About this task:
Exact repetition of the data below is required.

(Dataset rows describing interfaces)
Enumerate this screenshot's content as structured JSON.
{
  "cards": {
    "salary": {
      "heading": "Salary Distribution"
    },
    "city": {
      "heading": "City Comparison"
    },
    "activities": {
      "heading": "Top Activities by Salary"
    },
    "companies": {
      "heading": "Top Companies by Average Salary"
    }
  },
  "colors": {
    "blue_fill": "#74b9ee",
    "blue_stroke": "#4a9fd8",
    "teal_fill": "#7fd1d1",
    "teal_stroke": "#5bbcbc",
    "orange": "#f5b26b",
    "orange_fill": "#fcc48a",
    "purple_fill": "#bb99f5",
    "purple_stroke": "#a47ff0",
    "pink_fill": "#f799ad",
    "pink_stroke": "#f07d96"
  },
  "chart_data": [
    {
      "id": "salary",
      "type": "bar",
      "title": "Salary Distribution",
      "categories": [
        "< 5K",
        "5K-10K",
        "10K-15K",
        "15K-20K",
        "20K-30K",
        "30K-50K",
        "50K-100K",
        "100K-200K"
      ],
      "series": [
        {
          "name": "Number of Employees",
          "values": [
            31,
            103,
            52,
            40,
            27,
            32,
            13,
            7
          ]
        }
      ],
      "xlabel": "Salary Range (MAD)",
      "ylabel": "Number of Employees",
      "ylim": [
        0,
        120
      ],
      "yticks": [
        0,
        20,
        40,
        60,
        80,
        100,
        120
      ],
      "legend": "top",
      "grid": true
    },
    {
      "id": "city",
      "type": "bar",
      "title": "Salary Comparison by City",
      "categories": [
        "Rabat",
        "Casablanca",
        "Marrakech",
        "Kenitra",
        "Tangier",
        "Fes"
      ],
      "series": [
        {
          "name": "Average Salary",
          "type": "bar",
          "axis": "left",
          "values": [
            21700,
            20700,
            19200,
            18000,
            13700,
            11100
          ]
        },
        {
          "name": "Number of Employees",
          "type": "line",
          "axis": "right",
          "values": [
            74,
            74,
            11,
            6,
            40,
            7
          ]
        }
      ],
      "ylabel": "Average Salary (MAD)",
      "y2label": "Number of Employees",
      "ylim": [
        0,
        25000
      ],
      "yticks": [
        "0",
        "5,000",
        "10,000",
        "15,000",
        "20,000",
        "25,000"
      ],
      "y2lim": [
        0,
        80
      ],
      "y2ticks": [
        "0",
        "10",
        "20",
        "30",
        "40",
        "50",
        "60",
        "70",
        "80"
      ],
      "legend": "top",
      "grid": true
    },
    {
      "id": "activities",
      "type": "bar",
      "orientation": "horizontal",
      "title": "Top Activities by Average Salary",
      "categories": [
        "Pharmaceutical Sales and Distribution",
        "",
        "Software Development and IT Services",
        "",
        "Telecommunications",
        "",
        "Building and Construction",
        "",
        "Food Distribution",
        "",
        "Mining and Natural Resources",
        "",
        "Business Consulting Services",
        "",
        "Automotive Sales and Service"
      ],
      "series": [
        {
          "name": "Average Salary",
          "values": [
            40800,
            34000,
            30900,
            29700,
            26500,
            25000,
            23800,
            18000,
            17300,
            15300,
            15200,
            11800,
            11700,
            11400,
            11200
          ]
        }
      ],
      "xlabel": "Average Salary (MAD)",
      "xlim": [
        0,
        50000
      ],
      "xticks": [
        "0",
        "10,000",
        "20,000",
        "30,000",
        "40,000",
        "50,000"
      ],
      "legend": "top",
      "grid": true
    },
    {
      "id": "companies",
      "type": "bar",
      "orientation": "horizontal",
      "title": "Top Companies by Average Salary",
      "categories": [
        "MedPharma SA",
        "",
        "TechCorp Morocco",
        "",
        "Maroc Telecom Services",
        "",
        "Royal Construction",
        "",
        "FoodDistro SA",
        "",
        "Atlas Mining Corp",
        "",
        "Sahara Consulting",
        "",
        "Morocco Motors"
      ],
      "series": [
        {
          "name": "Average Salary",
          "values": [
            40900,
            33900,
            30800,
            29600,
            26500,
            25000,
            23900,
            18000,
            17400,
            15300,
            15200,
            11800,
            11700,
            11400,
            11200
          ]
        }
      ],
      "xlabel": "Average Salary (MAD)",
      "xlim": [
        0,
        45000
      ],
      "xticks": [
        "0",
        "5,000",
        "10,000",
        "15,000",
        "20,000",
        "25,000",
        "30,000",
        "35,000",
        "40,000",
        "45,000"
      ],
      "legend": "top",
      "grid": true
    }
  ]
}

Response area:
Enumerate this screenshot's content as structured JSON.
{
  "cards": {
    "salary": {
      "heading": "Salary Distribution"
    },
    "city": {
      "heading": "City Comparison"
    },
    "activities": {
      "heading": "Top Activities by Salary"
    },
    "companies": {
      "heading": "Top Companies by Average Salary"
    }
  },
  "colors": {
    "blue_fill": "#74b9ee",
    "blue_stroke": "#4a9fd8",
    "teal_fill": "#7fd1d1",
    "teal_stroke": "#5bbcbc",
    "orange": "#f5b26b",
    "orange_fill": "#fcc48a",
    "purple_fill": "#bb99f5",
    "purple_stroke": "#a47ff0",
    "pink_fill": "#f799ad",
    "pink_stroke": "#f07d96"
  },
  "chart_data": [
    {
      "id": "salary",
      "type": "bar",
      "title": "Salary Distribution",
      "categories": [
        "< 5K",
        "5K-10K",
        "10K-15K",
        "15K-20K",
        "20K-30K",
        "30K-50K",
        "50K-100K",
        "100K-200K"
      ],
      "series": [
        {
          "name": "Number of Employees",
          "values": [
            31,
            103,
            52,
            40,
            27,
            32,
            13,
            7
          ]
        }
      ],
      "xlabel": "Salary Range (MAD)",
      "ylabel": "Number of Employees",
      "ylim": [
        0,
        120
      ],
      "yticks": [
        0,
        20,
        40,
        60,
        80,
        100,
        120
      ],
      "legend": "top",
      "grid": true
    },
    {
      "id": "city",
      "type": "bar",
      "title": "Salary Comparison by City",
      "categories": [
        "Rabat",
        "Casablanca",
        "Marrakech",
        "Kenitra",
        "Tangier",
        "Fes"
      ],
      "series": [
        {
          "name": "Average Salary",
          "type": "bar",
          "axis": "left",
          "values": [
            21700,
            20700,
            19200,
            18000,
            13700,
            11100
          ]
        },
        {
          "name": "Number of Employees",
          "type": "line",
          "axis": "right",
          "values": [
            74,
            74,
            11,
            6,
            40,
            7
          ]
        }
      ],
      "ylabel": "Average Salary (MAD)",
      "y2label": "Number of Employees",
      "ylim": [
        0,
        25000
      ],
      "yticks": [
        "0",
        "5,000",
        "10,000",
        "15,000",
        "20,000",
        "25,000"
      ],
      "y2lim": [
        0,
        80
      ],
      "y2ticks": [
        "0",
        "10",
        "20",
        "30",
        "40",
        "50",
        "60",
        "70",
        "80"
      ],
      "legend": "top",
      "grid": true
    },
    {
      "id": "activities",
      "type": "bar",
      "orientation": "horizontal",
      "title": "Top Activities by Average Salary",
      "categories": [
        "Pharmaceutical Sales and Distribution",
        "",
        "Software Development and IT Services",
        "",
        "Telecommunications",
        "",
        "Building and Construction",
        "",
        "Food Distribution",
        "",
        "Mining and Natural Resources",
        "",
        "Business Consulting Services",
        "",
        "Automotive Sales and Service"
      ],
      "series": [
        {
          "name": "Average Salary",
          "values": [
            40800,
            34000,
            30900,
            29700,
            26500,
            25000,
            23800,
            18000,
            17300,
            15300,
            15200,
            11800,
            11700,
            11400,
            11200
          ]
        }
      ],
      "xlabel": "Average Salary (MAD)",
      "xlim": [
        0,
        50000
      ],
      "xticks": [
        "0",
        "10,000",
        "20,000",
        "30,000",
        "40,000",
        "50,000"
      ],
      "legend": "top",
      "grid": true
    },
    {
      "id": "companies",
      "type": "bar",
      "orientation": "horizontal",
      "title": "Top Companies by Average Salary",
      "categories": [
        "MedPharma SA",
        "",
        "TechCorp Morocco",
        "",
        "Maroc Telecom Services",
        "",
        "Royal Construction",
        "",
        "FoodDistro SA",
        "",
        "Atlas Mining Corp",
        "",
        "Sahara Consulting",
        "",
        "Morocco Motors"
      ],
      "series": [
        {
          "name": "Average Salary",
          "values": [
            40900,
            33900,
            30800,
            29600,
            26500,
            25000,
            23900,
            18000,
            17400,
            15300,
            15200,
            11800,
            11700,
            11400,
            11200
          ]
        }
      ],
      "xlabel": "Average Salary (MAD)",
      "xlim": [
        0,
        45000
      ],
      "xticks": [
        "0",
        "5,000",
        "10,000",
        "15,000",
        "20,000",
        "25,000",
        "30,000",
        "35,000",
        "40,000",
        "45,000"
      ],
      "legend": "top",
      "grid": true
    }
  ]
}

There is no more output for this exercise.